  • Clayton, Peter; Price, Martin (1988). The Seven Wonders of the Ancient World. Dorset. ISBN 0-880-29393-4.
  • Eickhoff, Ekkehard (1966). Seekrieg und Seepolitik zwischen Islam und Abendland: das Mittelmeer unter byzantinischer und arabischer Hegemonie (650-1040) (in German). De Gruyter.
  • Haas, Christopher (1997). Alexandria in Late Antiquity: Topography and Social Conflict. Johns Hopkins. ISBN 0-8018-8541-8.
  • Levi-Provençal, Évariste (1935). Une Description Arabe Inédite du Phare d'Alexandrie,(An Unpublished Description of the Lighthouse of Alexandria), extract from Mémoires de l'Institut Francais. unpublished.
  • Trethewey, Ken (2018). Ancient Lighthouses. UK. ISBN 978-0-9926573-6-9.

Further reading[edit]

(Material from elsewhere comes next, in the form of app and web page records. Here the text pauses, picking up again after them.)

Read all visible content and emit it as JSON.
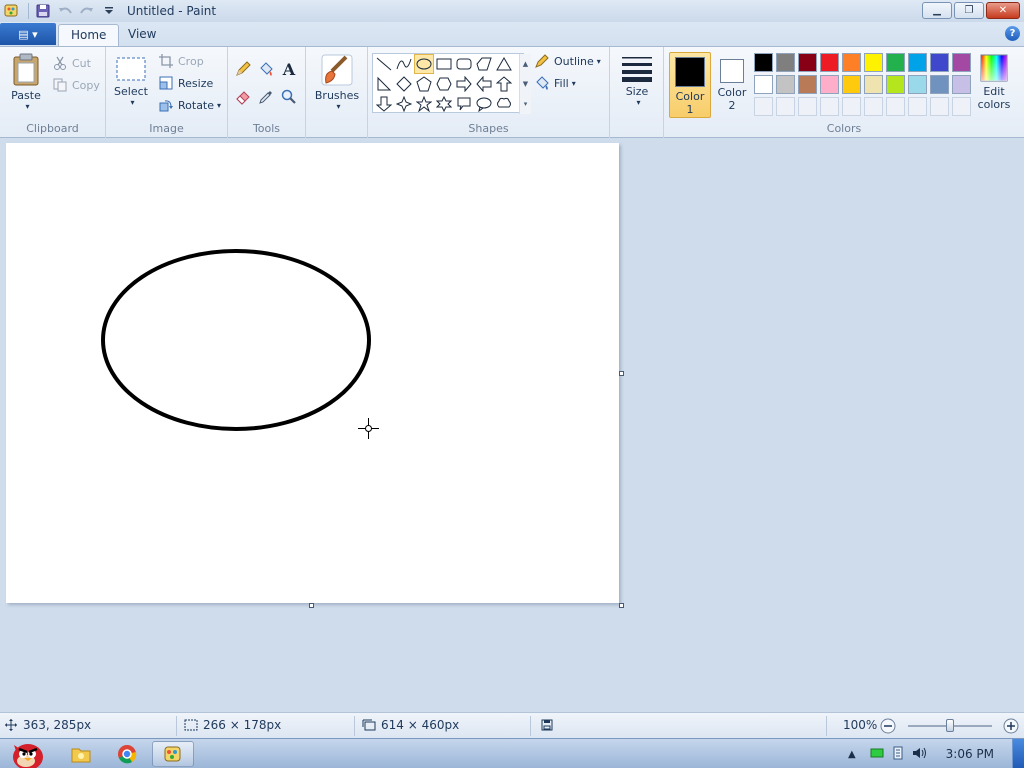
{
  "window": {
    "title": "Untitled - Paint"
  },
  "tabs": [
    {
      "label": "Home",
      "active": true
    },
    {
      "label": "View",
      "active": false
    }
  ],
  "ribbon": {
    "clipboard": {
      "label": "Clipboard",
      "paste": "Paste",
      "cut": "Cut",
      "copy": "Copy"
    },
    "image": {
      "label": "Image",
      "select": "Select",
      "crop": "Crop",
      "resize": "Resize",
      "rotate": "Rotate"
    },
    "tools": {
      "label": "Tools"
    },
    "brushes": {
      "label": "Brushes"
    },
    "shapes": {
      "label": "Shapes",
      "outline": "Outline",
      "fill": "Fill"
    },
    "size": {
      "label": "Size"
    },
    "colors": {
      "label": "Colors",
      "color1_line1": "Color",
      "color1_line2": "1",
      "color2_line1": "Color",
      "color2_line2": "2",
      "edit_line1": "Edit",
      "edit_line2": "colors",
      "color1": "#000000",
      "color2": "#ffffff",
      "palette_row1": [
        "#000000",
        "#7f7f7f",
        "#880015",
        "#ed1c24",
        "#ff7f27",
        "#fff200",
        "#22b14c",
        "#00a2e8",
        "#3f48cc",
        "#a349a4"
      ],
      "palette_row2": [
        "#ffffff",
        "#c3c3c3",
        "#b97a57",
        "#ffaec9",
        "#ffc90e",
        "#efe4b0",
        "#b5e61d",
        "#99d9ea",
        "#7092be",
        "#c8bfe7"
      ]
    }
  },
  "canvas": {
    "shape_stroke": "#000000"
  },
  "status": {
    "cursor_pos": "363, 285px",
    "selection_size": "266 × 178px",
    "image_size": "614 × 460px",
    "zoom": "100%"
  },
  "taskbar": {
    "time": "3:06 PM"
  }
}
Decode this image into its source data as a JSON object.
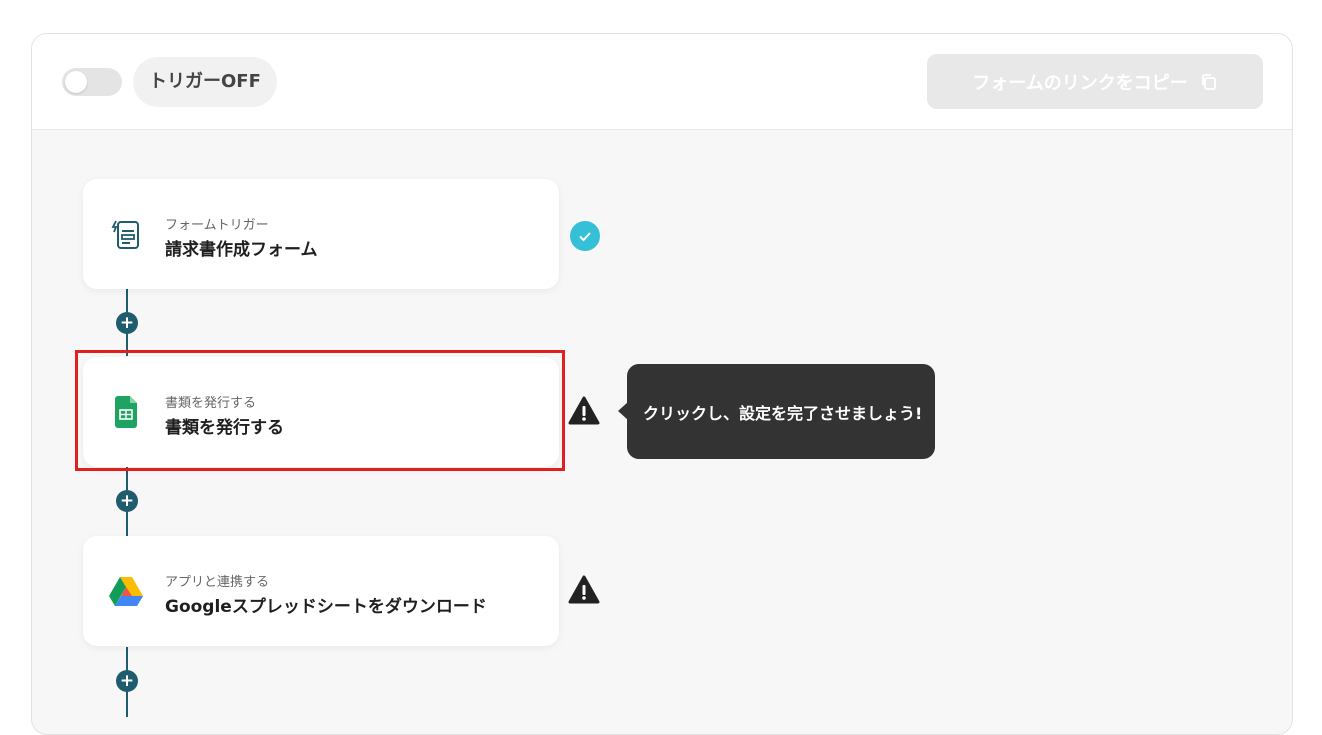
{
  "header": {
    "toggle_state": "off",
    "trigger_status_label": "トリガーOFF",
    "copy_link_label": "フォームのリンクをコピー",
    "copy_icon": "copy-icon"
  },
  "flow": {
    "steps": [
      {
        "subtitle": "フォームトリガー",
        "title": "請求書作成フォーム",
        "icon": "form-trigger-icon",
        "status": "complete",
        "status_color": "#35c0d8"
      },
      {
        "subtitle": "書類を発行する",
        "title": "書類を発行する",
        "icon": "google-sheets-icon",
        "icon_color": "#1ea362",
        "status": "warning",
        "highlighted": true,
        "highlight_color": "#e02020"
      },
      {
        "subtitle": "アプリと連携する",
        "title": "Googleスプレッドシートをダウンロード",
        "icon": "google-drive-icon",
        "status": "warning"
      }
    ],
    "add_step_symbol": "+",
    "connector_color": "#1f5c6e"
  },
  "tooltip": {
    "text": "クリックし、設定を完了させましょう!"
  }
}
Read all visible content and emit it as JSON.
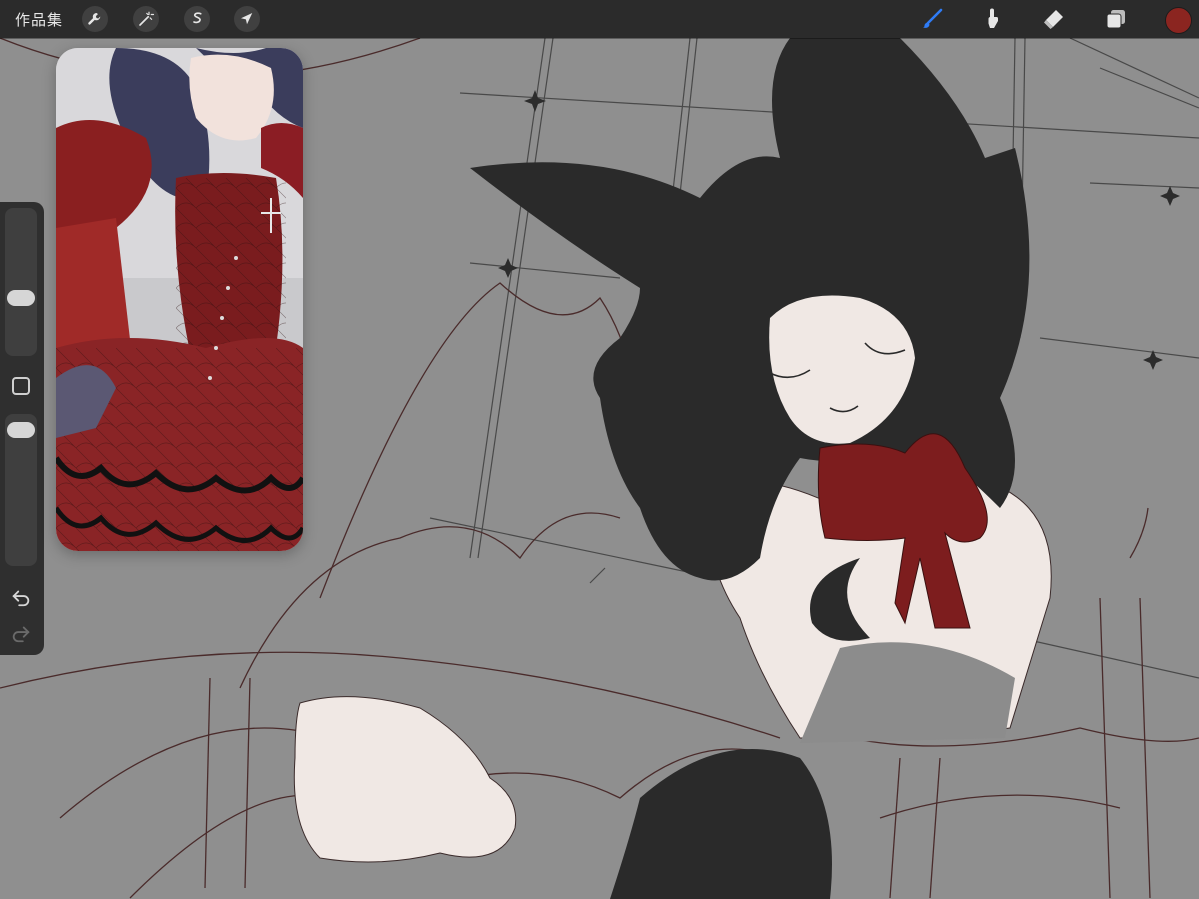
{
  "topbar": {
    "gallery_label": "作品集",
    "left_tools": [
      {
        "name": "actions",
        "icon": "wrench-icon"
      },
      {
        "name": "adjustments",
        "icon": "magic-wand-icon"
      },
      {
        "name": "selection",
        "icon": "selection-s-icon"
      },
      {
        "name": "transform",
        "icon": "arrow-cursor-icon"
      }
    ],
    "right_tools": [
      {
        "name": "brush",
        "icon": "brush-icon",
        "active": true
      },
      {
        "name": "smudge",
        "icon": "smudge-icon",
        "active": false
      },
      {
        "name": "eraser",
        "icon": "eraser-icon",
        "active": false
      },
      {
        "name": "layers",
        "icon": "layers-icon",
        "active": false
      }
    ],
    "current_color": "#8b2520",
    "active_tool_color": "#2f7cf6"
  },
  "sidebar": {
    "brush_size_level": 0.58,
    "opacity_level": 0.15,
    "icons": [
      "modify-square-icon",
      "undo-icon",
      "redo-icon"
    ]
  },
  "colors": {
    "canvas_gray": "#8f8f8f",
    "hair_black": "#2a2a2a",
    "skin": "#f0e8e4",
    "ribbon_red": "#7d1d1e",
    "line_brown": "#4a2b2b"
  }
}
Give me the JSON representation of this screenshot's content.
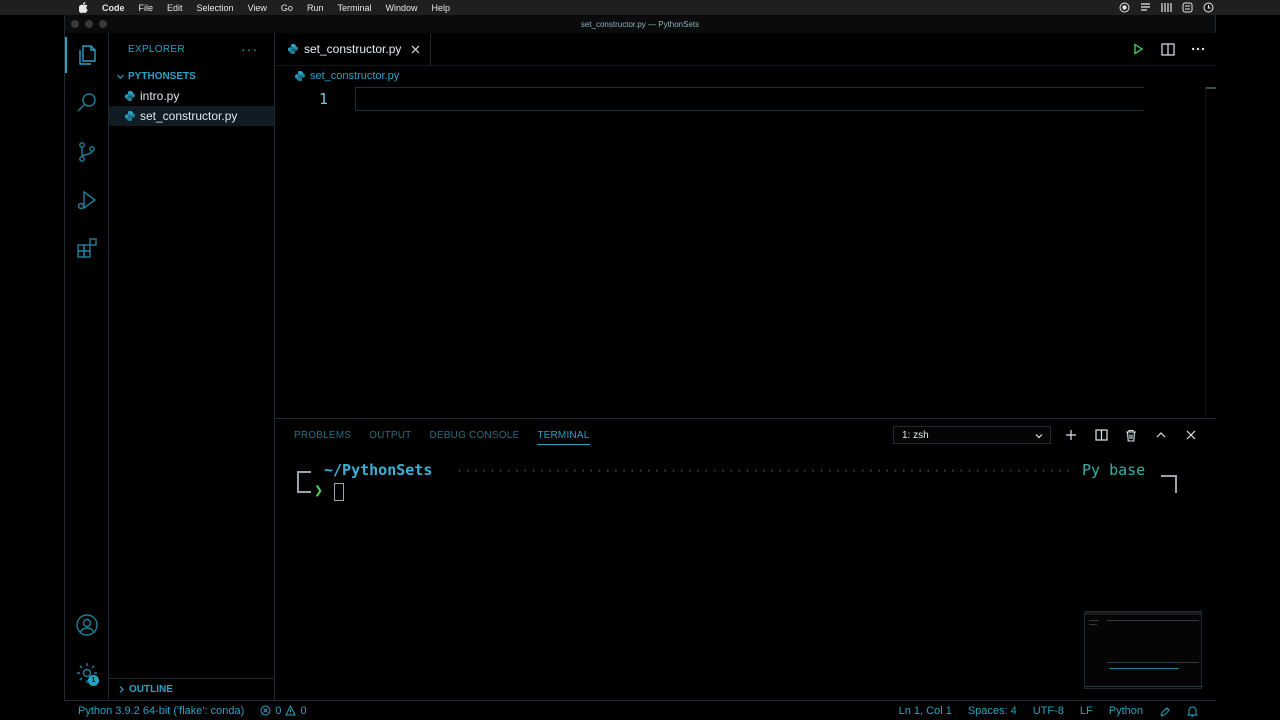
{
  "menubar": {
    "app_name": "Code",
    "items": [
      "File",
      "Edit",
      "Selection",
      "View",
      "Go",
      "Run",
      "Terminal",
      "Window",
      "Help"
    ]
  },
  "window": {
    "title": "set_constructor.py — PythonSets"
  },
  "sidebar": {
    "header": "EXPLORER",
    "more": "···",
    "folder": "PYTHONSETS",
    "files": [
      "intro.py",
      "set_constructor.py"
    ],
    "selected_file": "set_constructor.py",
    "outline": "OUTLINE"
  },
  "editor": {
    "tab_label": "set_constructor.py",
    "breadcrumb": "set_constructor.py",
    "line_number": "1"
  },
  "panel": {
    "tabs": [
      "PROBLEMS",
      "OUTPUT",
      "DEBUG CONSOLE",
      "TERMINAL"
    ],
    "active_tab": "TERMINAL",
    "terminal_select": "1: zsh"
  },
  "terminal": {
    "path": "~/PythonSets",
    "dots": "·······················································································",
    "env": "Py base",
    "prompt": "❯"
  },
  "statusbar": {
    "interpreter": "Python 3.9.2 64-bit ('flake': conda)",
    "errors": "0",
    "warnings": "0",
    "position": "Ln 1, Col 1",
    "spaces": "Spaces: 4",
    "encoding": "UTF-8",
    "eol": "LF",
    "language": "Python"
  },
  "activity": {
    "settings_badge": "1"
  },
  "colors": {
    "accent": "#29a3c4",
    "prompt_green": "#46d84a",
    "env_teal": "#2fb3a7"
  }
}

  • Harris, William V., and Giovanni Ruffini. 2004. Ancient Alexandria Between Egypt and Greece. Leiden: Brill.
  • Higgins, Michael Denis (2023). The Seven Wonders of the Ancient World: Science, Engineering and Technology. New York, NY: Oxford University Press. ISBN 9780197648155.
  • Jordan, Paul. 2002. The Seven Wonders of the Ancient World. Harlow: Longman.
  • Polyzōidēs, Apostolos. 2014. Alexandria: City of Gifts and Sorrows: From Hellenistic Civilization to Multiethnic Metropolis. Chicago: Sussex Academic Press, 2014.
  • Thompson, Alice. 2002. Pharos. London: Virago.
  • Tkaczow, Barbara, and Iwona Zych. 1993. The Topography of Ancient Alexandria: An Archaeological Map. Warszawa: Zaklad Archeologii Śródziemnomorskiej, Polskiej Akadmii Nauk.

External links[edit]